Originally Posted by RAMinator13
Also what's the difference between doing a X or h pipe
I've copied/pasted what I've posted on these boards B4 -
Here's some information you may find usefull -
An H pipe helps equalize the exhaust pressures between the two banks of tubing as the hot gases and sound waves travel down the tubing. This, in effect, relieves the exhaust pressures as they travel through the H tubing, generally creating an increase in torque. This will also give an added sound reduction when the sound waves combine inside the H tubing.
An X pipe will actually help to scavenge exhaust pulses from one bank as the opposite exhaust pulse passes through the X, thus creating a vacuum effect at the valve, resulting in a cleaner burn in the cylinder. This generally equals added torque and, like the H pipe, a reduction in sound as the sound waves combine in the X pipe.
The Y pipe, which works well on several applications, utilizes a dual exhaust off the manifolds/ headers and runs back a specified distance, then the two pipes enter the Y pipe and become one larger pipe.
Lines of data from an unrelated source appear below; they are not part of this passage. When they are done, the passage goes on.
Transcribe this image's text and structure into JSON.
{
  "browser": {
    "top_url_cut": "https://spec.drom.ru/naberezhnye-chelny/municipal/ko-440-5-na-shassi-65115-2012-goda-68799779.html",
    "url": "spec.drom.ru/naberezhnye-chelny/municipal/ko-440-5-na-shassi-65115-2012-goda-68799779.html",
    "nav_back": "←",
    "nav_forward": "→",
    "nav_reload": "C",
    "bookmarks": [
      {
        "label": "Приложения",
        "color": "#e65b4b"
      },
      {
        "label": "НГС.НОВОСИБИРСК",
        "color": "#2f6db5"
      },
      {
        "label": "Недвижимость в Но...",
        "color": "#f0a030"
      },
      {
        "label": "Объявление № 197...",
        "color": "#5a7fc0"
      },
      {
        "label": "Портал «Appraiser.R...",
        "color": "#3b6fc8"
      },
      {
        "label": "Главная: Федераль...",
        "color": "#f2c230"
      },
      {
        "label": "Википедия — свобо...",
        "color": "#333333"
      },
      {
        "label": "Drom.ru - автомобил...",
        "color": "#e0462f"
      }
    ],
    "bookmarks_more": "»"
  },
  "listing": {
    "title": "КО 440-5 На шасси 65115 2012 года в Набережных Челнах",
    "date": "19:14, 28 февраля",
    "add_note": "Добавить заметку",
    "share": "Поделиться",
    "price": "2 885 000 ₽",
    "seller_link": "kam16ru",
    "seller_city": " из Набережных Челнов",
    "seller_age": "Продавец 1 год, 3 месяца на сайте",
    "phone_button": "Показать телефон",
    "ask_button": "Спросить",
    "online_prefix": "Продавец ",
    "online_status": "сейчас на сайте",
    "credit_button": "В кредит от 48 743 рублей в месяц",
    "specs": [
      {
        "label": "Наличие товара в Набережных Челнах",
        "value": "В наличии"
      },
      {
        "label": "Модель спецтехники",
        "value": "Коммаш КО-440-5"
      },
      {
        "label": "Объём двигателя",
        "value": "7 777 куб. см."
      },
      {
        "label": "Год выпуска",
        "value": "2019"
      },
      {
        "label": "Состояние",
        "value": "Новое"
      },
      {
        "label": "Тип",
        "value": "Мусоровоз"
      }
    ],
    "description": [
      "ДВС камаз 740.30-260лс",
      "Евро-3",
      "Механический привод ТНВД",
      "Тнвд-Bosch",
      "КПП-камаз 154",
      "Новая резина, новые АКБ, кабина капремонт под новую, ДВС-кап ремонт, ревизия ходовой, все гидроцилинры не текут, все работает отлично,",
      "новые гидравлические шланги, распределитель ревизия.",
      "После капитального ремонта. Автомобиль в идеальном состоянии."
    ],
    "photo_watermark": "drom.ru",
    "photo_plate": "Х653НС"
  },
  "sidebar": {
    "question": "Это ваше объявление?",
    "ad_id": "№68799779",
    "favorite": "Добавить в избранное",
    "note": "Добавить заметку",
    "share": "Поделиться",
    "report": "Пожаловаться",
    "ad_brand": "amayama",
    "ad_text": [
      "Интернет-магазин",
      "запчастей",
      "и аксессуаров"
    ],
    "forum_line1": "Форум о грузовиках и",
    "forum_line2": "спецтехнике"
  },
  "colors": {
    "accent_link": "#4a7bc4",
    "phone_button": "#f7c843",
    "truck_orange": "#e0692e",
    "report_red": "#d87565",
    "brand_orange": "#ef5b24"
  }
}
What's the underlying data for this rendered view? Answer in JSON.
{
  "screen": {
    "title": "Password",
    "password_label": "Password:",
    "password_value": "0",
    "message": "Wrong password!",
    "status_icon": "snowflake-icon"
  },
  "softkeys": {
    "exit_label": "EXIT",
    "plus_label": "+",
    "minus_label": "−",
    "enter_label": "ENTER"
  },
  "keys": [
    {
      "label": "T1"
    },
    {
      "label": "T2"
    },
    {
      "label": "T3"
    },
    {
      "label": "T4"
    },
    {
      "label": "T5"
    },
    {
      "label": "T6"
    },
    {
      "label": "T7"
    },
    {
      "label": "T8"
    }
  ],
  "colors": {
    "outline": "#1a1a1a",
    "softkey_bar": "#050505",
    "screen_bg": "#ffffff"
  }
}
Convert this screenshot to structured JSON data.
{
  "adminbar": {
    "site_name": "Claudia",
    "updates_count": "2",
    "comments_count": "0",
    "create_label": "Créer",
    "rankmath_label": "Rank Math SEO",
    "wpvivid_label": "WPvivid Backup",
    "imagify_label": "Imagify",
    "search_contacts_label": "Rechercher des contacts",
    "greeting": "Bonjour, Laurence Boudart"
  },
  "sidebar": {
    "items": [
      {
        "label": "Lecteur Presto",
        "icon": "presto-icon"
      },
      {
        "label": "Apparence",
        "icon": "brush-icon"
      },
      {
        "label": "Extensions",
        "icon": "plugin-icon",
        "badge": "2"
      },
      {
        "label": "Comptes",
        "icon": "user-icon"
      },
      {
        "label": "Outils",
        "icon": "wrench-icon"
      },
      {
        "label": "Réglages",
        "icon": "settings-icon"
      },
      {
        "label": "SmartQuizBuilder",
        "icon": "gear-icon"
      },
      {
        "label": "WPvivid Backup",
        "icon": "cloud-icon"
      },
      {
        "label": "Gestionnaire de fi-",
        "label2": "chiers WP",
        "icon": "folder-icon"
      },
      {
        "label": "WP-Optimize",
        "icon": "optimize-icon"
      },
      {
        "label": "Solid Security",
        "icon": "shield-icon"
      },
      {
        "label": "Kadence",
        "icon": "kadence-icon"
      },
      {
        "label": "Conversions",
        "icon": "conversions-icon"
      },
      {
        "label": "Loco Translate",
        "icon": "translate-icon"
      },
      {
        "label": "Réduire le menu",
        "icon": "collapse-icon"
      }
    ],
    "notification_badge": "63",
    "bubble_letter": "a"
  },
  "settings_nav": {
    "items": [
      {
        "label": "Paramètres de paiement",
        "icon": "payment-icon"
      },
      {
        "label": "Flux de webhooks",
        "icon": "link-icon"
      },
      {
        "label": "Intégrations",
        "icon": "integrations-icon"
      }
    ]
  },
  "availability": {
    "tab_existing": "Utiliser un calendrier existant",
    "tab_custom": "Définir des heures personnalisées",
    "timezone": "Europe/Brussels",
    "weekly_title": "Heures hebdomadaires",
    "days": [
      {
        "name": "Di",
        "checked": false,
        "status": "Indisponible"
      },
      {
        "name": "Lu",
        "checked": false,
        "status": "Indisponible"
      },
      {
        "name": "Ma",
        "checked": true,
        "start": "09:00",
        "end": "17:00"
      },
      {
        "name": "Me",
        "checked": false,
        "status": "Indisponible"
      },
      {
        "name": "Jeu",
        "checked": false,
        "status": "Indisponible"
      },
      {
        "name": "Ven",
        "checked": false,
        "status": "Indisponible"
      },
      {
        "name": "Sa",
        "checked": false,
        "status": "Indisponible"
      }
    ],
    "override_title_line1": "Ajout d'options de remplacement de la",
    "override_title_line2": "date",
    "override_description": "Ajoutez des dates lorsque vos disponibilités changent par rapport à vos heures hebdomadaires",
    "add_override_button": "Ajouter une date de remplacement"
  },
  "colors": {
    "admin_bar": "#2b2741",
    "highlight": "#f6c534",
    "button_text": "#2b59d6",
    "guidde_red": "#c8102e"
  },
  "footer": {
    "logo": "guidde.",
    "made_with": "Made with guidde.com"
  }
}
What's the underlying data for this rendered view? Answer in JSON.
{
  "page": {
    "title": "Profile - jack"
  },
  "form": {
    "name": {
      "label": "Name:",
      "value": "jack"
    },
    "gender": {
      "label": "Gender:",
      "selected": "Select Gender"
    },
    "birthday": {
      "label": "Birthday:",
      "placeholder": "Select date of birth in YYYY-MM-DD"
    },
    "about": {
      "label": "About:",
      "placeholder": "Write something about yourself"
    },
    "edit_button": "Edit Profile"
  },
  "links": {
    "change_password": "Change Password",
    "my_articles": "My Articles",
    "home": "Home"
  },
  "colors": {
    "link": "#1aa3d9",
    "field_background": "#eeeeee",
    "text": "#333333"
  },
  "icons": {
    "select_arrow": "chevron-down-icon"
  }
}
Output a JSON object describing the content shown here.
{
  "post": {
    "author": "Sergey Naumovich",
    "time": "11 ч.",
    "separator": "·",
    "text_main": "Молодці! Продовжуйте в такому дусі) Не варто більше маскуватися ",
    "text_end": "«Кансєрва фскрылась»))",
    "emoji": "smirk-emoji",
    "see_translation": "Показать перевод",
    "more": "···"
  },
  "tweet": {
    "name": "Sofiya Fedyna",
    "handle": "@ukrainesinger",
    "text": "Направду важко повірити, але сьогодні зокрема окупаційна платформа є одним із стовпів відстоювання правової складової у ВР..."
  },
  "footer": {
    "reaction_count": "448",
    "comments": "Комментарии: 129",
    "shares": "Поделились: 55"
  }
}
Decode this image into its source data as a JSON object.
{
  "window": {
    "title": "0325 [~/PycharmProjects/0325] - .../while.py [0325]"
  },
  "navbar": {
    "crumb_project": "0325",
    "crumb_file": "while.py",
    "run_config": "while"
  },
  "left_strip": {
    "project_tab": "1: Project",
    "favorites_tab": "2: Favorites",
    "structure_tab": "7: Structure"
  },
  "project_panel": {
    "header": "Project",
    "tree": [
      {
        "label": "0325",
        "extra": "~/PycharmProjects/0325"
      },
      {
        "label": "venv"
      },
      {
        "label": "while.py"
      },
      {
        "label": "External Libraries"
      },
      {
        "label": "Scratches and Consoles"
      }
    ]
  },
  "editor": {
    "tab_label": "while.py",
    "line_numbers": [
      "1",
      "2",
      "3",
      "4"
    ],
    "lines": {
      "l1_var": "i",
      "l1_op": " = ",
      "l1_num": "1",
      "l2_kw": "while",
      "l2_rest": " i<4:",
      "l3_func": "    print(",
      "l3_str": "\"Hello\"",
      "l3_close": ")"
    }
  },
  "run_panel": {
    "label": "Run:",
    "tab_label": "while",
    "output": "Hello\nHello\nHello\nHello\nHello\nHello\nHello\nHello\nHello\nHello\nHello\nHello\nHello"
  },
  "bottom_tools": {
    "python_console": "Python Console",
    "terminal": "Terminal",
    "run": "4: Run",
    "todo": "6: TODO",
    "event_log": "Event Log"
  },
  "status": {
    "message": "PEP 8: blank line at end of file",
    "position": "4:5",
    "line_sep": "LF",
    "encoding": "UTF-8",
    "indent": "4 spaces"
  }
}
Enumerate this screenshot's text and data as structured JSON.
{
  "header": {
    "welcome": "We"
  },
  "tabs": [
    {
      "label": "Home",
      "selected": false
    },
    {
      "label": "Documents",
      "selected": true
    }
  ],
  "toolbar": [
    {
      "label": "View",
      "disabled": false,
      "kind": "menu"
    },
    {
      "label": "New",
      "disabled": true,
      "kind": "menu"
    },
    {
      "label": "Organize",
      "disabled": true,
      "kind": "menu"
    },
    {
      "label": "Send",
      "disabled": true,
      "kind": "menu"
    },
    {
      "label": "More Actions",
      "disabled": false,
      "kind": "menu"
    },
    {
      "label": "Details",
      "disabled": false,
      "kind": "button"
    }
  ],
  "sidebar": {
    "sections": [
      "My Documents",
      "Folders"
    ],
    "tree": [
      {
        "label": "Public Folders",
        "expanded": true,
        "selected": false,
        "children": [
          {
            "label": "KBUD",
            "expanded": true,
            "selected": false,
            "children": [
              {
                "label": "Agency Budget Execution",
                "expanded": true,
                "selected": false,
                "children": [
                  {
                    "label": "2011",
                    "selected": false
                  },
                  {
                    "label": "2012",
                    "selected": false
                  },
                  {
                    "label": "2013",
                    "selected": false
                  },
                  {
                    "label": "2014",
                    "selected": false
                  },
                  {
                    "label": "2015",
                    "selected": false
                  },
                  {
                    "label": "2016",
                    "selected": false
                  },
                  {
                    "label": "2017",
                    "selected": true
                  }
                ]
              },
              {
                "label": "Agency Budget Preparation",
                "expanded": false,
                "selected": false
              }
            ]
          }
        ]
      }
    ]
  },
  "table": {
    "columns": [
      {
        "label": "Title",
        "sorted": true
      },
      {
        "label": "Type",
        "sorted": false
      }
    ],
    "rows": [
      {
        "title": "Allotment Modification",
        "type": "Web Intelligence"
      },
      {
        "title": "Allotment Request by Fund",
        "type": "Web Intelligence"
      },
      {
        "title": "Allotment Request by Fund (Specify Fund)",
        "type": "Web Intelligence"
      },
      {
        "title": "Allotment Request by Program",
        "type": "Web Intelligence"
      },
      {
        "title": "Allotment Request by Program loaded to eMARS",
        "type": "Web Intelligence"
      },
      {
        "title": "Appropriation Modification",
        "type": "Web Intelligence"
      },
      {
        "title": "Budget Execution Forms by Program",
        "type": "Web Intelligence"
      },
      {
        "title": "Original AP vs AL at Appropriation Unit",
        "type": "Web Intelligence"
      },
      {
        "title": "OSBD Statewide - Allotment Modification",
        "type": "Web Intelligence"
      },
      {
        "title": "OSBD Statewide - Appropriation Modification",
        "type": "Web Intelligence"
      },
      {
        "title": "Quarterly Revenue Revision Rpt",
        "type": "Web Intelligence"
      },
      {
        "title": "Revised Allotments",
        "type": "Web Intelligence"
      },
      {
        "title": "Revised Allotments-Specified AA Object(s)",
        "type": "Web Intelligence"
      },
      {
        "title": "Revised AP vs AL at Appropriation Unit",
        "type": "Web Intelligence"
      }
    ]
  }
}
This Y helps each bank to scavenge the other as the pulses travel down through the Y and are joined together into the single common tubing. This creates a vacuum in the exhaust valve, resulting in a cleaner burn in the cylinder. A sound reduction is also achieved as the sound waves combine in the Y pipe.
Personally, I've had both in the past and the biggest difference I've found between H & X pipe is predominantly sound. As long as all things are equal, there's no significant difference in performance between the two.